Tennis’ three “innovators” might not have invented the sport, but they certainly pioneered the game we know today.

Tennis Sketch Sketch: Getty Images

Games that involve hitting things (most of which evolved into the spherical objects we now know as balls) with sticks (which turned into bats, racquets, clubs and, er, sticks) have been around since human beings decided they needed amusing diversions in between stints of belting animals with the same objects. No one knows when the earliest tennis players first appeared, but it is known they probably had French accents. They derived their game from pastimes played even earlier by people with Ancient Greek accents, as recorded by Homer. We know, too, that it went indoors after it migrated to Europe’s colder climes. Both Shakespeare and Chaucer make mention of the indoor game, vestiges of which remain today.

As is the case with Dick Cavill in swimming, or the development of table tennis, archery or soccer, there are times when the sport’s greatest innovators, rather than bringing it into existence, facilitated its transformation into a popular sport that stood the test of time.This was the role of Major Thomas Henry Gem, Augurio Perera and Major Walter Clopton Wingfield. It is often, wrongly, believed that Wingfield invented the modern game. But the men who can lay the strongest claim to that were Gem and his friend, Perera. They, in fact, took the game back outdoors after becoming frustrated at the expensive facilities and complex equipment associated with the game of “rackets”, which they played at the ancient Bath Row Racquets Club.

At his property called Fairlawn, Perera had a croquet lawn that, oxymoronically, saw very little croquet action. The ethnic backgrounds of Gem and Perera contributed to the rules of their new game. It had elements of “rackets” and the Basque game of pelota. They marked out the first rectangular court, close to the dimensions of today’s version.Their game was being played by others, in fact, by 1859 – a few years before Major Walter C. Wingfield came up with his variation, which sported the name sphairistike. He thought it was a catchy moniker. Indeed, i might have been, but for its unpronouncability. Wingfield’s version was also played on an hourglass-shaped court – another masterstroke that might’ve stood the test of time if it wasn’t for the fact it didn’t. But the Major pressed on.Wingfield was to tennis what John Jaques was to table tennis: an entrepreneur who saw a quid in the game. Sphairistike was, to his perpetual puzzlement, not doing so well. His friend Walter Long suggested that another name was needed if it was to catch on. Another friend, Arthur Balfour, suggested lawn tennis. The derivation of the name has many possibilities, ranging from the French tenez, “pay heed” (which players called to opponents before serving) to the Egyptian town of Tanis, which manufactured linen that the earliest balls were made from (see also the German tanz – to dance).Though his “portable”, hourglass court didn’t catch on, the name did, as did his oval-shaped racquet. It’s believed Wingfield also borrowed much of the French vocab for the new game, which is still used.In February 1874 he patented his new game, codified its rules and sold it to public in sets consisting of his portable court, rubber balls, four rackets and a net. Serendipitously, around this time, Charles Goodyear developed vulcanized rubber and suddenly it was possible for a ball to be soft and bouncy – perfect for grass surfaces. Very soon it became England’s most fashionable pastime.
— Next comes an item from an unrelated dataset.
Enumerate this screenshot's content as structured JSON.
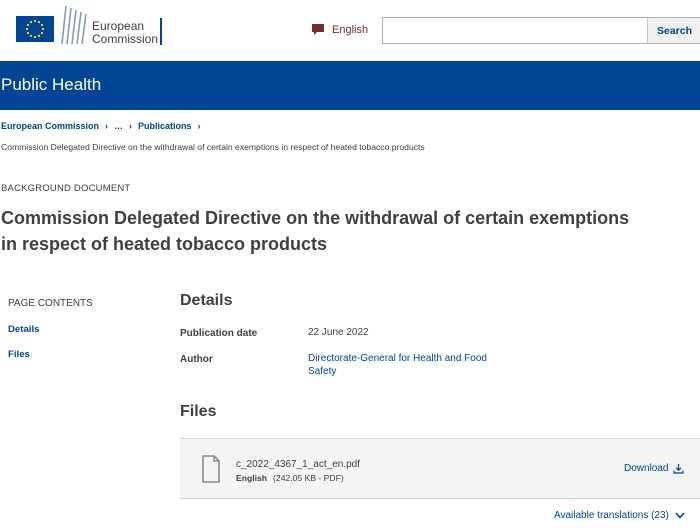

As the game evolved, and croquet lawns all over the better parts of the British Isles came vigorously alive with new sights and sounds, the game of croquet itself was hardest hit. In 1876 (some might call this a leveraging masterstroke), the All-England Croquet Club at Wimbledon conceded that they needed to add facilities for the new game, and the next year they sponsored the first All-England Championship ‒ the first Wimbledon. It proved so popular, it immediately led to further debate about standardising the rules.

Then, in 1874, American Mary Ewing Outerbridge met Wingfield in Bermuda, returned to the Staten Island Cricket Club in New York and in another masterstroke (this time of prescience – cricket never did catch on over there) laid down a tennis court. By 1880 the first American National tournament was played there – the beginnings of the US Open. Club tennis had already begun in Melbourne, Australia in 1878 and the MCC was responsible for the first Australian tournament, also in 1880.Gem and Perera’s first-ever grass tennis court has long since been ploughed in, but a plaque on the gates at Fairlawn proclaims the birthplace of one of the few sports that can claim the title of a world game.

‒ Robert Drane